[Task data — start]

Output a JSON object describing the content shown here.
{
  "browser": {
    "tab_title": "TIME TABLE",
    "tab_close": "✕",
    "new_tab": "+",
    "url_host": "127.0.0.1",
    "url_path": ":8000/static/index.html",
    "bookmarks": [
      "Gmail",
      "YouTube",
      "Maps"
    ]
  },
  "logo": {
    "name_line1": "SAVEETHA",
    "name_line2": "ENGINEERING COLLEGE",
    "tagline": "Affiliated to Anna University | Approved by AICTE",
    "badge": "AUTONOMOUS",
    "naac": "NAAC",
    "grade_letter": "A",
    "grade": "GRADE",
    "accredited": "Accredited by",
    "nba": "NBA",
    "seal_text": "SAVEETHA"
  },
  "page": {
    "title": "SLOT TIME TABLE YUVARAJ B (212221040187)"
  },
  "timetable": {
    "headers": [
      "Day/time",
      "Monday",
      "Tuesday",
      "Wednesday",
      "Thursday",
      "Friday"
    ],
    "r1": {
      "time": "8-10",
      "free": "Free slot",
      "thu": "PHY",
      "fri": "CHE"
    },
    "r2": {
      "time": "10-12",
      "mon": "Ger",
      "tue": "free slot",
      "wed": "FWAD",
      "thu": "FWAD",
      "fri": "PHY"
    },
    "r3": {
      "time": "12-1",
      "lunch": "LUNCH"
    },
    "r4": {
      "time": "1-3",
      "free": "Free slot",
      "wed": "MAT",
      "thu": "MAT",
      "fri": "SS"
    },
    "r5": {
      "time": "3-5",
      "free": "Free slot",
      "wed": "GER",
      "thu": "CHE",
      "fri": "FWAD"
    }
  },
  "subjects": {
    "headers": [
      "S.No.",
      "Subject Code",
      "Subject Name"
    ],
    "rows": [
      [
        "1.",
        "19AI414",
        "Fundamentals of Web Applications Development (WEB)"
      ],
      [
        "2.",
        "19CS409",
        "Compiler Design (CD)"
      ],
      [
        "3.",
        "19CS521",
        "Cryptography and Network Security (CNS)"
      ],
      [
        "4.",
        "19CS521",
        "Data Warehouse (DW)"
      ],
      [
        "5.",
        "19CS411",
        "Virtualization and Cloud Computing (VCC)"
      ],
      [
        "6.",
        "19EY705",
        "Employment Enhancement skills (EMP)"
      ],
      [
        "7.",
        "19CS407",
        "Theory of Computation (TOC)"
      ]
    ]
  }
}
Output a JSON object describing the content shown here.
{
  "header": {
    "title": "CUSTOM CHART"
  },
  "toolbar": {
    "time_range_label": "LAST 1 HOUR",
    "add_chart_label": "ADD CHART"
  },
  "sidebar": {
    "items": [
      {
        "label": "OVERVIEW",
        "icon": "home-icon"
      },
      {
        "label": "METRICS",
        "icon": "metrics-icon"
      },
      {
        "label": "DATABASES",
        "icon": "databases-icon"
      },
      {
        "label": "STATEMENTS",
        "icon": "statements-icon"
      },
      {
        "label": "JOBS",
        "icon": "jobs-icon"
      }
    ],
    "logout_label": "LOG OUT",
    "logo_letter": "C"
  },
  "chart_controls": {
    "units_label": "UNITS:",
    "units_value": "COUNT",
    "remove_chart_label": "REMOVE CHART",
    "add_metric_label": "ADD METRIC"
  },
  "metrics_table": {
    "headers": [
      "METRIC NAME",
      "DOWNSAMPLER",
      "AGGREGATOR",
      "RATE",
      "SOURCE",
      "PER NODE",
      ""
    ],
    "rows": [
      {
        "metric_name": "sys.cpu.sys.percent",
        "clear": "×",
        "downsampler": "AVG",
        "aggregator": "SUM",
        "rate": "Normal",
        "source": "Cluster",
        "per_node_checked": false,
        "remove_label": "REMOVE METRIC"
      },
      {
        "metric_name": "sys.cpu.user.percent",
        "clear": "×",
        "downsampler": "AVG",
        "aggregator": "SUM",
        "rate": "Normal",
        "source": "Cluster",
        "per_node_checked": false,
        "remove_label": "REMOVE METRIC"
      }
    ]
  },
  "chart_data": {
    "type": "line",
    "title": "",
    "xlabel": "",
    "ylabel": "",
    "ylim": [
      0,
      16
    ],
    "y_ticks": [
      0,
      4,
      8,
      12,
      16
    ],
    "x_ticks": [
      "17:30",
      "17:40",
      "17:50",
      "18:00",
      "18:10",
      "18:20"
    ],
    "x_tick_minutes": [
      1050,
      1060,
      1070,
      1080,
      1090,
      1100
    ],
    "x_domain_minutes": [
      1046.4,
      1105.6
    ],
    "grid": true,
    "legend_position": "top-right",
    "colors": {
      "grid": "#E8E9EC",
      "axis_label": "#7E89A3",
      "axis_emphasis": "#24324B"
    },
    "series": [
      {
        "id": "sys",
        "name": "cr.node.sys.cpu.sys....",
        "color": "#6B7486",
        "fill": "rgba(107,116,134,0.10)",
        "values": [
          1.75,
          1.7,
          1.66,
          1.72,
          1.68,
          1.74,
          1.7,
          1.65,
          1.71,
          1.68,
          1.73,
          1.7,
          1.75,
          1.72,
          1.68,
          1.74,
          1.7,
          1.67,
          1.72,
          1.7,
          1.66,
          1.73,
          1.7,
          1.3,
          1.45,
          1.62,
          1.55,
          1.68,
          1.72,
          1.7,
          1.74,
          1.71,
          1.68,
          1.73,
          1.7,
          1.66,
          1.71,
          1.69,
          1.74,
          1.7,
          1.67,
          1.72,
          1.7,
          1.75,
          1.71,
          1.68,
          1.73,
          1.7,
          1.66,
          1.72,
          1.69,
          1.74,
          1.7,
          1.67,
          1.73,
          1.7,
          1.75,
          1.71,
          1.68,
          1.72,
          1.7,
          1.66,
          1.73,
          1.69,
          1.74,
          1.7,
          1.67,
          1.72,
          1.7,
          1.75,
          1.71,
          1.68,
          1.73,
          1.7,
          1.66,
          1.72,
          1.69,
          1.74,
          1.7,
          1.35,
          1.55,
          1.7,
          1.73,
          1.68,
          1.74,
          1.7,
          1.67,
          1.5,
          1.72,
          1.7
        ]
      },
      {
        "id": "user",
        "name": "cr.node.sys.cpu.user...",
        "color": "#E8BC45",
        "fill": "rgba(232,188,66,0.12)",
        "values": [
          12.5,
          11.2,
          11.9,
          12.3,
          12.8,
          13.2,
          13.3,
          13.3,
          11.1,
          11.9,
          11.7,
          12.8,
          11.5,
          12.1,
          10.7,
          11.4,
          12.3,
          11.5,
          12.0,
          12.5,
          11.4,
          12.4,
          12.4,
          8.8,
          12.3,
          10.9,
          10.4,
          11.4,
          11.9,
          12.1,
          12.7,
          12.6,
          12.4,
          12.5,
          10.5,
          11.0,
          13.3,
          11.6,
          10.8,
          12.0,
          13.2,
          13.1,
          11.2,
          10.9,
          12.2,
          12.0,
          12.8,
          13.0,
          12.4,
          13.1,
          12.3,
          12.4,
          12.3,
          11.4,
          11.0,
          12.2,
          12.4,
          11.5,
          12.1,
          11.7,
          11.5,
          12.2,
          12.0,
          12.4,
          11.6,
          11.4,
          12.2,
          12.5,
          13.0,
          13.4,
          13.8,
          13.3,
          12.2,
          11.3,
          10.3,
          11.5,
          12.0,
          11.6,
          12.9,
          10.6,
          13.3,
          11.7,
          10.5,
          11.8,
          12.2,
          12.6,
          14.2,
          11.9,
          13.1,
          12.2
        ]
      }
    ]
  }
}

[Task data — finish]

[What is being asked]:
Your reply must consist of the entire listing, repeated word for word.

[Response below]:
Output a JSON object describing the content shown here.
{
  "browser": {
    "tab_title": "TIME TABLE",
    "tab_close": "✕",
    "new_tab": "+",
    "url_host": "127.0.0.1",
    "url_path": ":8000/static/index.html",
    "bookmarks": [
      "Gmail",
      "YouTube",
      "Maps"
    ]
  },
  "logo": {
    "name_line1": "SAVEETHA",
    "name_line2": "ENGINEERING COLLEGE",
    "tagline": "Affiliated to Anna University | Approved by AICTE",
    "badge": "AUTONOMOUS",
    "naac": "NAAC",
    "grade_letter": "A",
    "grade": "GRADE",
    "accredited": "Accredited by",
    "nba": "NBA",
    "seal_text": "SAVEETHA"
  },
  "page": {
    "title": "SLOT TIME TABLE YUVARAJ B (212221040187)"
  },
  "timetable": {
    "headers": [
      "Day/time",
      "Monday",
      "Tuesday",
      "Wednesday",
      "Thursday",
      "Friday"
    ],
    "r1": {
      "time": "8-10",
      "free": "Free slot",
      "thu": "PHY",
      "fri": "CHE"
    },
    "r2": {
      "time": "10-12",
      "mon": "Ger",
      "tue": "free slot",
      "wed": "FWAD",
      "thu": "FWAD",
      "fri": "PHY"
    },
    "r3": {
      "time": "12-1",
      "lunch": "LUNCH"
    },
    "r4": {
      "time": "1-3",
      "free": "Free slot",
      "wed": "MAT",
      "thu": "MAT",
      "fri": "SS"
    },
    "r5": {
      "time": "3-5",
      "free": "Free slot",
      "wed": "GER",
      "thu": "CHE",
      "fri": "FWAD"
    }
  },
  "subjects": {
    "headers": [
      "S.No.",
      "Subject Code",
      "Subject Name"
    ],
    "rows": [
      [
        "1.",
        "19AI414",
        "Fundamentals of Web Applications Development (WEB)"
      ],
      [
        "2.",
        "19CS409",
        "Compiler Design (CD)"
      ],
      [
        "3.",
        "19CS521",
        "Cryptography and Network Security (CNS)"
      ],
      [
        "4.",
        "19CS521",
        "Data Warehouse (DW)"
      ],
      [
        "5.",
        "19CS411",
        "Virtualization and Cloud Computing (VCC)"
      ],
      [
        "6.",
        "19EY705",
        "Employment Enhancement skills (EMP)"
      ],
      [
        "7.",
        "19CS407",
        "Theory of Computation (TOC)"
      ]
    ]
  }
}
Output a JSON object describing the content shown here.
{
  "header": {
    "title": "CUSTOM CHART"
  },
  "toolbar": {
    "time_range_label": "LAST 1 HOUR",
    "add_chart_label": "ADD CHART"
  },
  "sidebar": {
    "items": [
      {
        "label": "OVERVIEW",
        "icon": "home-icon"
      },
      {
        "label": "METRICS",
        "icon": "metrics-icon"
      },
      {
        "label": "DATABASES",
        "icon": "databases-icon"
      },
      {
        "label": "STATEMENTS",
        "icon": "statements-icon"
      },
      {
        "label": "JOBS",
        "icon": "jobs-icon"
      }
    ],
    "logout_label": "LOG OUT",
    "logo_letter": "C"
  },
  "chart_controls": {
    "units_label": "UNITS:",
    "units_value": "COUNT",
    "remove_chart_label": "REMOVE CHART",
    "add_metric_label": "ADD METRIC"
  },
  "metrics_table": {
    "headers": [
      "METRIC NAME",
      "DOWNSAMPLER",
      "AGGREGATOR",
      "RATE",
      "SOURCE",
      "PER NODE",
      ""
    ],
    "rows": [
      {
        "metric_name": "sys.cpu.sys.percent",
        "clear": "×",
        "downsampler": "AVG",
        "aggregator": "SUM",
        "rate": "Normal",
        "source": "Cluster",
        "per_node_checked": false,
        "remove_label": "REMOVE METRIC"
      },
      {
        "metric_name": "sys.cpu.user.percent",
        "clear": "×",
        "downsampler": "AVG",
        "aggregator": "SUM",
        "rate": "Normal",
        "source": "Cluster",
        "per_node_checked": false,
        "remove_label": "REMOVE METRIC"
      }
    ]
  },
  "chart_data": {
    "type": "line",
    "title": "",
    "xlabel": "",
    "ylabel": "",
    "ylim": [
      0,
      16
    ],
    "y_ticks": [
      0,
      4,
      8,
      12,
      16
    ],
    "x_ticks": [
      "17:30",
      "17:40",
      "17:50",
      "18:00",
      "18:10",
      "18:20"
    ],
    "x_tick_minutes": [
      1050,
      1060,
      1070,
      1080,
      1090,
      1100
    ],
    "x_domain_minutes": [
      1046.4,
      1105.6
    ],
    "grid": true,
    "legend_position": "top-right",
    "colors": {
      "grid": "#E8E9EC",
      "axis_label": "#7E89A3",
      "axis_emphasis": "#24324B"
    },
    "series": [
      {
        "id": "sys",
        "name": "cr.node.sys.cpu.sys....",
        "color": "#6B7486",
        "fill": "rgba(107,116,134,0.10)",
        "values": [
          1.75,
          1.7,
          1.66,
          1.72,
          1.68,
          1.74,
          1.7,
          1.65,
          1.71,
          1.68,
          1.73,
          1.7,
          1.75,
          1.72,
          1.68,
          1.74,
          1.7,
          1.67,
          1.72,
          1.7,
          1.66,
          1.73,
          1.7,
          1.3,
          1.45,
          1.62,
          1.55,
          1.68,
          1.72,
          1.7,
          1.74,
          1.71,
          1.68,
          1.73,
          1.7,
          1.66,
          1.71,
          1.69,
          1.74,
          1.7,
          1.67,
          1.72,
          1.7,
          1.75,
          1.71,
          1.68,
          1.73,
          1.7,
          1.66,
          1.72,
          1.69,
          1.74,
          1.7,
          1.67,
          1.73,
          1.7,
          1.75,
          1.71,
          1.68,
          1.72,
          1.7,
          1.66,
          1.73,
          1.69,
          1.74,
          1.7,
          1.67,
          1.72,
          1.7,
          1.75,
          1.71,
          1.68,
          1.73,
          1.7,
          1.66,
          1.72,
          1.69,
          1.74,
          1.7,
          1.35,
          1.55,
          1.7,
          1.73,
          1.68,
          1.74,
          1.7,
          1.67,
          1.5,
          1.72,
          1.7
        ]
      },
      {
        "id": "user",
        "name": "cr.node.sys.cpu.user...",
        "color": "#E8BC45",
        "fill": "rgba(232,188,66,0.12)",
        "values": [
          12.5,
          11.2,
          11.9,
          12.3,
          12.8,
          13.2,
          13.3,
          13.3,
          11.1,
          11.9,
          11.7,
          12.8,
          11.5,
          12.1,
          10.7,
          11.4,
          12.3,
          11.5,
          12.0,
          12.5,
          11.4,
          12.4,
          12.4,
          8.8,
          12.3,
          10.9,
          10.4,
          11.4,
          11.9,
          12.1,
          12.7,
          12.6,
          12.4,
          12.5,
          10.5,
          11.0,
          13.3,
          11.6,
          10.8,
          12.0,
          13.2,
          13.1,
          11.2,
          10.9,
          12.2,
          12.0,
          12.8,
          13.0,
          12.4,
          13.1,
          12.3,
          12.4,
          12.3,
          11.4,
          11.0,
          12.2,
          12.4,
          11.5,
          12.1,
          11.7,
          11.5,
          12.2,
          12.0,
          12.4,
          11.6,
          11.4,
          12.2,
          12.5,
          13.0,
          13.4,
          13.8,
          13.3,
          12.2,
          11.3,
          10.3,
          11.5,
          12.0,
          11.6,
          12.9,
          10.6,
          13.3,
          11.7,
          10.5,
          11.8,
          12.2,
          12.6,
          14.2,
          11.9,
          13.1,
          12.2
        ]
      }
    ]
  }
}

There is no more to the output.